Marie Marquardt is a Scholar-in-Residence at Emory University’s Candler School of Theology and the author of Living Illegal: The Human Face of Unauthorized Immigration. She is widely published on issues of Mexican immigrants in the U.S. South. Marquardt has also worked as an advocate among immigrants in Atlanta. She is a founder and co-chair of El Refugio, a hospitality house near the Stewart Detention Center in Georgia. Dream Things True is Marie’s first young adult novel.
“In this YA debut, immigration activist Marquardt knowledgably takes on the plight of undocumented families in the U.S. Readers seeking a star-crossed love story with a twist won’t be disappointed.” —Publishers Weekly
“Various aspects of undocumented immigration are explored: the economic factors influencing the decision to come to the United States, the often harrowing journey, the exploitation upon arrival, and the political factors that influence policy… [A] worthy examination of undocumented immigration in the American South through the lens of young love.” —Kirkus Reviews
“Marquardt provides a critical view of the stigmas and difficulties plaguing undocumented youth in U.S. schools without glossing over the legal realities of deportation and detainment.” —School Library Journal
“Marquardt’s Dream Things True vividly weaves to life the thrill of falling in love in the South while awakening readers to the struggles of US-Mexican immigration policies. In this touching coming-of-age story, full of hope and possibilities, Marquardt captures the bittersweet world of undocumented teens living in the US and the power of true love.”

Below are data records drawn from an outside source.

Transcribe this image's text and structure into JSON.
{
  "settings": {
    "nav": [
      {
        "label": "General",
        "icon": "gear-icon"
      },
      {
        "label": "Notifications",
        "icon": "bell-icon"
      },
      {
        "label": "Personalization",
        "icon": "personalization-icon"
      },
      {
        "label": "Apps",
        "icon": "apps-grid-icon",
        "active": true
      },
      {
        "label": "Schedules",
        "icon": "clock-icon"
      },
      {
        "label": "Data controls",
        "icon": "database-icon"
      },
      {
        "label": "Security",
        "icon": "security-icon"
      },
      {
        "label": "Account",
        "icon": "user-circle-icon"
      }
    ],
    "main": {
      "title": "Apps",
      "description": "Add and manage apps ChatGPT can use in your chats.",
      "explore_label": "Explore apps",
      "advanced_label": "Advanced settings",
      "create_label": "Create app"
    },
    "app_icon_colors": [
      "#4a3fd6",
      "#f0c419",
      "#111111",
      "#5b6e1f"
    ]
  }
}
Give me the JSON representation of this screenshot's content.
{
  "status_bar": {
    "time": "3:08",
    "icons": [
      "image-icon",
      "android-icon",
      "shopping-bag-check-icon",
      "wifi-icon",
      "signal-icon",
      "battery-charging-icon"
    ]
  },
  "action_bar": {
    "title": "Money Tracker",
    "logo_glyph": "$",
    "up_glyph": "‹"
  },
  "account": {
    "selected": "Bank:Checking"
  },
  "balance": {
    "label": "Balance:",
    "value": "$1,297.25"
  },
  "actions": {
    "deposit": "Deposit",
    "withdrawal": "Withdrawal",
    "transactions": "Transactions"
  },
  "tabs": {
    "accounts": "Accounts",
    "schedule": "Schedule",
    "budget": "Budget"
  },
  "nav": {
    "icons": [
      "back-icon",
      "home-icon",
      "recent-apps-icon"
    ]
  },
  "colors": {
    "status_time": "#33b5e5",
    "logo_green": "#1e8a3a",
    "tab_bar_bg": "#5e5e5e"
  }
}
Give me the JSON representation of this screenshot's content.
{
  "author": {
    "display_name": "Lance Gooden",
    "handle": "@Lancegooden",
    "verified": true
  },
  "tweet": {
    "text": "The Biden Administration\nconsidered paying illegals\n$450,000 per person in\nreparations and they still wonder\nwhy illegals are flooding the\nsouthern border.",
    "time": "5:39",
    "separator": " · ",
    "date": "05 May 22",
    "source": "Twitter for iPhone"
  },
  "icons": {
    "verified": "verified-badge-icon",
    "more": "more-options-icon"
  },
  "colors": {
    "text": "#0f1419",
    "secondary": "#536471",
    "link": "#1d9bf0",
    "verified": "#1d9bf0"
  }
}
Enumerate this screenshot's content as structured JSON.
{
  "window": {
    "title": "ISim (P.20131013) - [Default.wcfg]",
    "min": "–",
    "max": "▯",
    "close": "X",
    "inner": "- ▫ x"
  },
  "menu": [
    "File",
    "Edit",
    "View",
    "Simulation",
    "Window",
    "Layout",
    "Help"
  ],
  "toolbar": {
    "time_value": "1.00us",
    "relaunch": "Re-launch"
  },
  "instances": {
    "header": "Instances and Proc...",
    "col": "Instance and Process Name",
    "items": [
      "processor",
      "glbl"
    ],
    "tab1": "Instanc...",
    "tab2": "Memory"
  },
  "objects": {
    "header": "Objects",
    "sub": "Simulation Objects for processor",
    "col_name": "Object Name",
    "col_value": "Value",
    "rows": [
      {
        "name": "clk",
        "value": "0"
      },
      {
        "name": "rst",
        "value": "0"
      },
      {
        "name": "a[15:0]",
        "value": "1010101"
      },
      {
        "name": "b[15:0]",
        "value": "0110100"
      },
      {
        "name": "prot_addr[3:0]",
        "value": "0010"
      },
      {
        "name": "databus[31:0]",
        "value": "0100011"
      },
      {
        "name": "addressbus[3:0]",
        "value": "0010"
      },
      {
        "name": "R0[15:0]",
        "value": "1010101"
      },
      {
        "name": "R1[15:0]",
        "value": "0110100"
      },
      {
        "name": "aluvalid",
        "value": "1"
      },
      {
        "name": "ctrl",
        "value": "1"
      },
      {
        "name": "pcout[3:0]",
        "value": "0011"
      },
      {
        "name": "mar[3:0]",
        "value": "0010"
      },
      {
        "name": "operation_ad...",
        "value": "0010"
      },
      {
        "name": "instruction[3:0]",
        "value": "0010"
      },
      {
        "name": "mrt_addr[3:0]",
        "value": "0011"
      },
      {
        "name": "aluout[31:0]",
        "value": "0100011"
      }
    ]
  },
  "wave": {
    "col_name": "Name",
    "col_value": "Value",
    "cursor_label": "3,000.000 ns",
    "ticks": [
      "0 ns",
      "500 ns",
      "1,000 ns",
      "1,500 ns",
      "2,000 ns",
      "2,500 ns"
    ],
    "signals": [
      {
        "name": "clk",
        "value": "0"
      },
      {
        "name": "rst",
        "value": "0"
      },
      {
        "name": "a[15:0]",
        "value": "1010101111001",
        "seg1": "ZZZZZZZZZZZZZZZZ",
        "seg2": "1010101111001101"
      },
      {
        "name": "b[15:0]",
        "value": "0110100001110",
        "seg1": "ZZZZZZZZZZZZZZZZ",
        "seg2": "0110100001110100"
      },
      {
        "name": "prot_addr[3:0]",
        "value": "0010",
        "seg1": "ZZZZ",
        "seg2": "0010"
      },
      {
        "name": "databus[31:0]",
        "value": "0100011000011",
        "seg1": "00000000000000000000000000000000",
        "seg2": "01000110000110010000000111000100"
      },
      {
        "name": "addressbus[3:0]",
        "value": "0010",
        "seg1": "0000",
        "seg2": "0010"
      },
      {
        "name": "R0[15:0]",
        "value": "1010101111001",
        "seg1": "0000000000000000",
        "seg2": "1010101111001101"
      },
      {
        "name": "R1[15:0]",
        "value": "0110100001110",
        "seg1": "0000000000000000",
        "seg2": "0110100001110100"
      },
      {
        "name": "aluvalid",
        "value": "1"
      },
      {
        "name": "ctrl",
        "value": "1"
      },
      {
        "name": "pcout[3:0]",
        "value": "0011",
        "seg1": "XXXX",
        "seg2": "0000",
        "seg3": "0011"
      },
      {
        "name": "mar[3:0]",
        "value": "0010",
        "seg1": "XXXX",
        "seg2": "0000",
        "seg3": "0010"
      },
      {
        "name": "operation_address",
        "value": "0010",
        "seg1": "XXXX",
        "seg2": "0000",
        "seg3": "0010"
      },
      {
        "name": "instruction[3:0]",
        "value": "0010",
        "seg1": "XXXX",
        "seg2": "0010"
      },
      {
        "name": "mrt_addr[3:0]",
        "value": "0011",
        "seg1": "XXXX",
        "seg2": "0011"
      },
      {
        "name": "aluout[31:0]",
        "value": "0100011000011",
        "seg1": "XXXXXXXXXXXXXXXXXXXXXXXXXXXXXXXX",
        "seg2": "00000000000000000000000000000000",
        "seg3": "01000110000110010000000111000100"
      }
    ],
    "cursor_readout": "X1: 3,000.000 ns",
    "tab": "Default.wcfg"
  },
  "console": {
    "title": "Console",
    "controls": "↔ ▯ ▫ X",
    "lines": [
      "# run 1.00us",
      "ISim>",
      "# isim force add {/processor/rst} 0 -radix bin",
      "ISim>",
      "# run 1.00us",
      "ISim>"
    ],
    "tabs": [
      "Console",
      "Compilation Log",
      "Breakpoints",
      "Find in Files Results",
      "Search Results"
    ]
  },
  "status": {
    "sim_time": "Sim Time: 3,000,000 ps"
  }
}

—Malin Alegria, author of Estrella’s Quinceañera and the Border Town series
“Dream Things True by Marie Marquardt is a story that must be told and needs to be read. With sensitivity and care, Marquardt deftly illustrates the struggles and hopes of Alma, an undocumented teenager living in the United States. Alma’s story reflects the lives of millions of young people trapped between countries and cultures, longing for a place to belong. An important story that’s full of heart, it will forever change the way you view those who live their lives in the shadows.” —Jennifer Mathieu, author of The Truth About Alice
SOCIAL MEDIA LINKS
St. Martin’s Griffin
Barnes & Noble: http://bit.ly/DTTBN
Google Play: http://bit.ly/DTTGooglePlay
Thanks to St. Martins Press for giving away one copy of Dream Things True! Be sure to enter the giveaway below.